# DATA EXCERPTS

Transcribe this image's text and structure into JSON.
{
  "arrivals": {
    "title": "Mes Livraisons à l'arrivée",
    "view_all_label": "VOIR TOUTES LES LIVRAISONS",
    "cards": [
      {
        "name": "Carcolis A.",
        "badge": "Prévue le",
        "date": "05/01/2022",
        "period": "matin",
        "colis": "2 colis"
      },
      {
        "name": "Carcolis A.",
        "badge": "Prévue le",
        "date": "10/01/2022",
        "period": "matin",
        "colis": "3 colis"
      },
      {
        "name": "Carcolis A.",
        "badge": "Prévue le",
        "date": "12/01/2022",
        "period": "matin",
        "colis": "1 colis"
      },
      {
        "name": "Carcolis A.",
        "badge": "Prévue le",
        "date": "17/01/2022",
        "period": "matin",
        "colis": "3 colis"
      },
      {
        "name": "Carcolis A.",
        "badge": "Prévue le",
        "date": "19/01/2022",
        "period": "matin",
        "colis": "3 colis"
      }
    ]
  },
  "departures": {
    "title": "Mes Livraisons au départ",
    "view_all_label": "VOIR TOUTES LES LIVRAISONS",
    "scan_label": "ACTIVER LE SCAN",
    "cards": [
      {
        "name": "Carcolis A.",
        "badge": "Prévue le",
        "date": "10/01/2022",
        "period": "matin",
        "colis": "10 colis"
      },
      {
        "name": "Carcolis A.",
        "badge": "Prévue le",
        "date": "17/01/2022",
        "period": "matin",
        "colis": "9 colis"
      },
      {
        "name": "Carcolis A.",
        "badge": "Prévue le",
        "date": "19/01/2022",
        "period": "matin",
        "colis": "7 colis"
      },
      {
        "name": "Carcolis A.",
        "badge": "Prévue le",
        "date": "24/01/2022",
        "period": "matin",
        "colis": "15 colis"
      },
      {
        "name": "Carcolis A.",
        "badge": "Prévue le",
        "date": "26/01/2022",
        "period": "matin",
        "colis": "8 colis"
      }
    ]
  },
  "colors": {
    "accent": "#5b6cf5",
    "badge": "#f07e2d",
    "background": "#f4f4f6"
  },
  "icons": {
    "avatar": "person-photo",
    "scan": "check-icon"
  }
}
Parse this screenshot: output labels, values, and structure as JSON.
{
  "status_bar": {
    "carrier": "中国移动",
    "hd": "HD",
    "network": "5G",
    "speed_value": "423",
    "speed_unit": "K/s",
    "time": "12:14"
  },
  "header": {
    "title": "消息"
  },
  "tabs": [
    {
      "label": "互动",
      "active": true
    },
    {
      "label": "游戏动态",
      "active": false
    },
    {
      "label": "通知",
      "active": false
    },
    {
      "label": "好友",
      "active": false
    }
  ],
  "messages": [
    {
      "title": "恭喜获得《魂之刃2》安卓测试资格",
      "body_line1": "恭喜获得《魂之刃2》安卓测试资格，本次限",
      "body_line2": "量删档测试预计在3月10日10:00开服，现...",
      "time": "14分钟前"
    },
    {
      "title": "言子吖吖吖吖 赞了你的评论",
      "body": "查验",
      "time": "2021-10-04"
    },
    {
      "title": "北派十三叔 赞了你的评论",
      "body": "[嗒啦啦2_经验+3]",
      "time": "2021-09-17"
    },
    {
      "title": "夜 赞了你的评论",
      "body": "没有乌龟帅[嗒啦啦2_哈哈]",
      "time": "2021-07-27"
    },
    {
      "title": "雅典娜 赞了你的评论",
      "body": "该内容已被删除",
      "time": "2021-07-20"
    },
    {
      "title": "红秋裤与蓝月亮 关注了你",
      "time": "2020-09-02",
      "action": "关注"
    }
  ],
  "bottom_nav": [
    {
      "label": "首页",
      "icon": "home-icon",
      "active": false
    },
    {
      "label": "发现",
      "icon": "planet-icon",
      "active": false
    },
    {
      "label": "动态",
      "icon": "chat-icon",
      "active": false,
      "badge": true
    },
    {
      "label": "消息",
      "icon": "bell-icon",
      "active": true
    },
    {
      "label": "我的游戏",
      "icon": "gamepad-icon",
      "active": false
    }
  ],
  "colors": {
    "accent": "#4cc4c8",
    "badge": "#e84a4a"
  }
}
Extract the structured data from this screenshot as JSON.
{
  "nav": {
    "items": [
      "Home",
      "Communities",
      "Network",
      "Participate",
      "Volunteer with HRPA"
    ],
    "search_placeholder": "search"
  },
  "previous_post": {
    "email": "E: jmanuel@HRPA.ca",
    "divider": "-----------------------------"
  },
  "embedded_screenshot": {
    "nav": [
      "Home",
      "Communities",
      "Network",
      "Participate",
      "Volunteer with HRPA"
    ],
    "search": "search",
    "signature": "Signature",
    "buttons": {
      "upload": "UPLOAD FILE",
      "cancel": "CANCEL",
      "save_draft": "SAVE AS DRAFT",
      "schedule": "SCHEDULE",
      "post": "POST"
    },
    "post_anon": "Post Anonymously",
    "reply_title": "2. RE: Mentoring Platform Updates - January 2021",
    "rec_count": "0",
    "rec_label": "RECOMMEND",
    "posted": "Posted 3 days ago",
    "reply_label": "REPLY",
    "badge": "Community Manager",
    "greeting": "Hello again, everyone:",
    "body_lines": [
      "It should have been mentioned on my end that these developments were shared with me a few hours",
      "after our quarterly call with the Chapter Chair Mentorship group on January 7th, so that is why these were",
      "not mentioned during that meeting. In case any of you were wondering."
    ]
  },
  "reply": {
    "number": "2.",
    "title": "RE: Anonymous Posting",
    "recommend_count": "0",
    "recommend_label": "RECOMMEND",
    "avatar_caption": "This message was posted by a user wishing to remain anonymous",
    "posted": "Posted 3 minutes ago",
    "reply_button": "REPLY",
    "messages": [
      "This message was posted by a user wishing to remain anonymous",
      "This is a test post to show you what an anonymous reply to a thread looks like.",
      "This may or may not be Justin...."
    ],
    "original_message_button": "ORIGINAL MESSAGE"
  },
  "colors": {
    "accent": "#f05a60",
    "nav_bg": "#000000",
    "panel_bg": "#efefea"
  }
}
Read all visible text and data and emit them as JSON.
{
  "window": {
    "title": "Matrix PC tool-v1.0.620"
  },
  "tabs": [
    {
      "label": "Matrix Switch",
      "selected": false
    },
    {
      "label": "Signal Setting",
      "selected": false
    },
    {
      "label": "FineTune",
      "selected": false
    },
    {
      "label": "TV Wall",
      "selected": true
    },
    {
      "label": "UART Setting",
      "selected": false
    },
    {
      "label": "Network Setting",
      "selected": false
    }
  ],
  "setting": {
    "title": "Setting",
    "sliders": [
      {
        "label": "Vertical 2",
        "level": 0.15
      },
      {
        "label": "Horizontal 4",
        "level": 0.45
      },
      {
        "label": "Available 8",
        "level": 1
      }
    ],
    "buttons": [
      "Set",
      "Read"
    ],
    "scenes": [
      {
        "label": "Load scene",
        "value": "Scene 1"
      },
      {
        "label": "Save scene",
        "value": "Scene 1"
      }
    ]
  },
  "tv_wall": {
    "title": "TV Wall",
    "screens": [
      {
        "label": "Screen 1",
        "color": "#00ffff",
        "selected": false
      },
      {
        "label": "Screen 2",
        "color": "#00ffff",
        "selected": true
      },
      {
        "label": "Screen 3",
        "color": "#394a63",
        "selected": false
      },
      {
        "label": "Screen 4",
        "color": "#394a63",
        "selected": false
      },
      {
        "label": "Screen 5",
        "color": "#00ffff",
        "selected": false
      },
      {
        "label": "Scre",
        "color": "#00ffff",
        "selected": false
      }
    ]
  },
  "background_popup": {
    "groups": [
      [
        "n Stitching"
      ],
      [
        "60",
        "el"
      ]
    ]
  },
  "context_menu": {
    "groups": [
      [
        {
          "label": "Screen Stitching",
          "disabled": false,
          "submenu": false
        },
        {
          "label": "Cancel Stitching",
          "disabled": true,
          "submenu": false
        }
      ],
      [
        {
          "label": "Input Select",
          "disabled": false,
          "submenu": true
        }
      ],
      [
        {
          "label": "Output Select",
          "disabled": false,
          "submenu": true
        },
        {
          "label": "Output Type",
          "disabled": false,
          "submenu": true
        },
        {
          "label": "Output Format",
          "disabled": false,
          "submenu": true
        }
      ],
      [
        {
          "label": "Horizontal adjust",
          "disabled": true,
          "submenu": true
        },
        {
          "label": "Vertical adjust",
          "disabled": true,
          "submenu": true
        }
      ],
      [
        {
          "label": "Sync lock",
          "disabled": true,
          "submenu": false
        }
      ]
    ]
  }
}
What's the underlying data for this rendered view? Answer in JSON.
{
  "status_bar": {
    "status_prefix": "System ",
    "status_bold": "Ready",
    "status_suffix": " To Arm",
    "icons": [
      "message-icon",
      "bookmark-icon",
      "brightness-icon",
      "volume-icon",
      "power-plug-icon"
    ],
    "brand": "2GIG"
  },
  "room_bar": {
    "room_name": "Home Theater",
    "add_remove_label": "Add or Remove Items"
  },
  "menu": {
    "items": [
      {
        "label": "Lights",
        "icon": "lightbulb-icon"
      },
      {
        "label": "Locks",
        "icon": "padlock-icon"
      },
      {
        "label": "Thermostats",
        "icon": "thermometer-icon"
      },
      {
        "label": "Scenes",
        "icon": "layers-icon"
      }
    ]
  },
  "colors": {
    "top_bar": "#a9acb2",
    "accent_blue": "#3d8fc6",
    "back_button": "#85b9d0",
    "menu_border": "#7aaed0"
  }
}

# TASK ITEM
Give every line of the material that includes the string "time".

# PROBLEM SOLUTION
    "time": "12:14"
      "time": "14分钟前"
      "time": "2021-10-04"
      "time": "2021-09-17"
      "time": "2021-07-27"
      "time": "2021-07-20"
      "time": "2020-09-02",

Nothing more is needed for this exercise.